Items from a data source
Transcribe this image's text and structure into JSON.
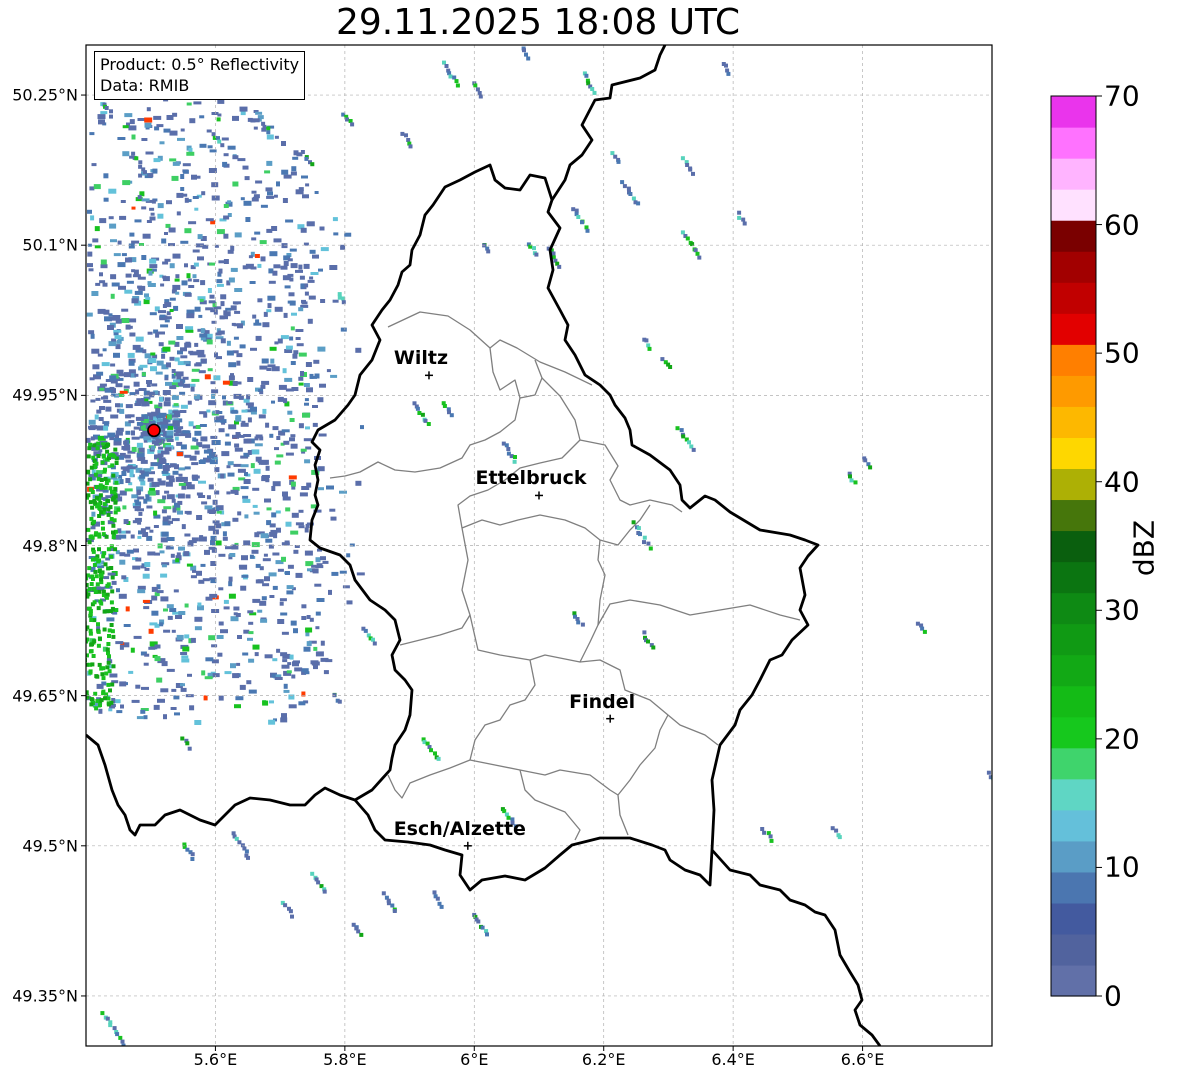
{
  "title": "29.11.2025 18:08 UTC",
  "info": {
    "product": "Product: 0.5° Reflectivity",
    "data": "Data: RMIB"
  },
  "lat_ticks": [
    {
      "value": 50.25,
      "label": "50.25°N"
    },
    {
      "value": 50.1,
      "label": "50.1°N"
    },
    {
      "value": 49.95,
      "label": "49.95°N"
    },
    {
      "value": 49.8,
      "label": "49.8°N"
    },
    {
      "value": 49.65,
      "label": "49.65°N"
    },
    {
      "value": 49.5,
      "label": "49.5°N"
    },
    {
      "value": 49.35,
      "label": "49.35°N"
    }
  ],
  "lon_ticks": [
    {
      "value": 5.6,
      "label": "5.6°E"
    },
    {
      "value": 5.8,
      "label": "5.8°E"
    },
    {
      "value": 6.0,
      "label": "6°E"
    },
    {
      "value": 6.2,
      "label": "6.2°E"
    },
    {
      "value": 6.4,
      "label": "6.4°E"
    },
    {
      "value": 6.6,
      "label": "6.6°E"
    }
  ],
  "extent": {
    "lon_min": 5.4,
    "lon_max": 6.8,
    "lat_min": 49.3,
    "lat_max": 50.3
  },
  "cities": [
    {
      "name": "Wiltz",
      "lon": 5.93,
      "lat": 49.97
    },
    {
      "name": "Ettelbruck",
      "lon": 6.1,
      "lat": 49.85
    },
    {
      "name": "Findel",
      "lon": 6.21,
      "lat": 49.627
    },
    {
      "name": "Esch/Alzette",
      "lon": 5.99,
      "lat": 49.5
    }
  ],
  "radar": {
    "lon": 5.505,
    "lat": 49.915,
    "color": "#ff0000"
  },
  "colorbar": {
    "label": "dBZ",
    "min": 0,
    "max": 70,
    "ticks": [
      "0",
      "10",
      "20",
      "30",
      "40",
      "50",
      "60",
      "70"
    ],
    "colors": [
      "#6170a8",
      "#51639e",
      "#435a9f",
      "#4b76b0",
      "#5a9dc6",
      "#64c0da",
      "#5fd6c4",
      "#3fd46c",
      "#16c81d",
      "#14bb16",
      "#12a915",
      "#109a14",
      "#0e8a14",
      "#0b7511",
      "#0a5f0e",
      "#46760b",
      "#adb005",
      "#fed700",
      "#fdb800",
      "#fe9a00",
      "#ff7f00",
      "#e20000",
      "#c10000",
      "#a20000",
      "#7a0000",
      "#ffe1ff",
      "#ffb4ff",
      "#ff72ff",
      "#ea34ec"
    ]
  },
  "reflectivity_palette": [
    "#5a6eaa",
    "#4a78b2",
    "#5b9ec6",
    "#63c2da",
    "#57d3bc",
    "#3ecf63",
    "#18c21f",
    "#12a616",
    "#0d8b13",
    "#ff3b00",
    "#f6a000"
  ]
}
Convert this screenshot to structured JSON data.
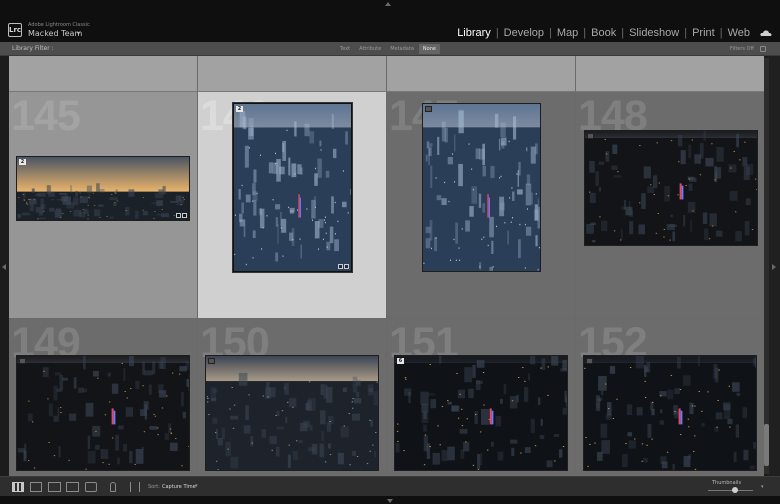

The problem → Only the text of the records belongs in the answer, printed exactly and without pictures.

Written solution →
Transcribe this image's text and structure into JSON.
{
  "title": "29.11.2025 18:08 UTC",
  "info": {
    "product": "Product: 0.5° Reflectivity",
    "data": "Data: RMIB"
  },
  "lat_ticks": [
    {
      "value": 50.25,
      "label": "50.25°N"
    },
    {
      "value": 50.1,
      "label": "50.1°N"
    },
    {
      "value": 49.95,
      "label": "49.95°N"
    },
    {
      "value": 49.8,
      "label": "49.8°N"
    },
    {
      "value": 49.65,
      "label": "49.65°N"
    },
    {
      "value": 49.5,
      "label": "49.5°N"
    },
    {
      "value": 49.35,
      "label": "49.35°N"
    }
  ],
  "lon_ticks": [
    {
      "value": 5.6,
      "label": "5.6°E"
    },
    {
      "value": 5.8,
      "label": "5.8°E"
    },
    {
      "value": 6.0,
      "label": "6°E"
    },
    {
      "value": 6.2,
      "label": "6.2°E"
    },
    {
      "value": 6.4,
      "label": "6.4°E"
    },
    {
      "value": 6.6,
      "label": "6.6°E"
    }
  ],
  "extent": {
    "lon_min": 5.4,
    "lon_max": 6.8,
    "lat_min": 49.3,
    "lat_max": 50.3
  },
  "cities": [
    {
      "name": "Wiltz",
      "lon": 5.93,
      "lat": 49.97
    },
    {
      "name": "Ettelbruck",
      "lon": 6.1,
      "lat": 49.85
    },
    {
      "name": "Findel",
      "lon": 6.21,
      "lat": 49.627
    },
    {
      "name": "Esch/Alzette",
      "lon": 5.99,
      "lat": 49.5
    }
  ],
  "radar": {
    "lon": 5.505,
    "lat": 49.915,
    "color": "#ff0000"
  },
  "colorbar": {
    "label": "dBZ",
    "min": 0,
    "max": 70,
    "ticks": [
      "0",
      "10",
      "20",
      "30",
      "40",
      "50",
      "60",
      "70"
    ],
    "colors": [
      "#6170a8",
      "#51639e",
      "#435a9f",
      "#4b76b0",
      "#5a9dc6",
      "#64c0da",
      "#5fd6c4",
      "#3fd46c",
      "#16c81d",
      "#14bb16",
      "#12a915",
      "#109a14",
      "#0e8a14",
      "#0b7511",
      "#0a5f0e",
      "#46760b",
      "#adb005",
      "#fed700",
      "#fdb800",
      "#fe9a00",
      "#ff7f00",
      "#e20000",
      "#c10000",
      "#a20000",
      "#7a0000",
      "#ffe1ff",
      "#ffb4ff",
      "#ff72ff",
      "#ea34ec"
    ]
  },
  "reflectivity_palette": [
    "#5a6eaa",
    "#4a78b2",
    "#5b9ec6",
    "#63c2da",
    "#57d3bc",
    "#3ecf63",
    "#18c21f",
    "#12a616",
    "#0d8b13",
    "#ff3b00",
    "#f6a000"
  ]
}
Convert this screenshot to structured JSON data.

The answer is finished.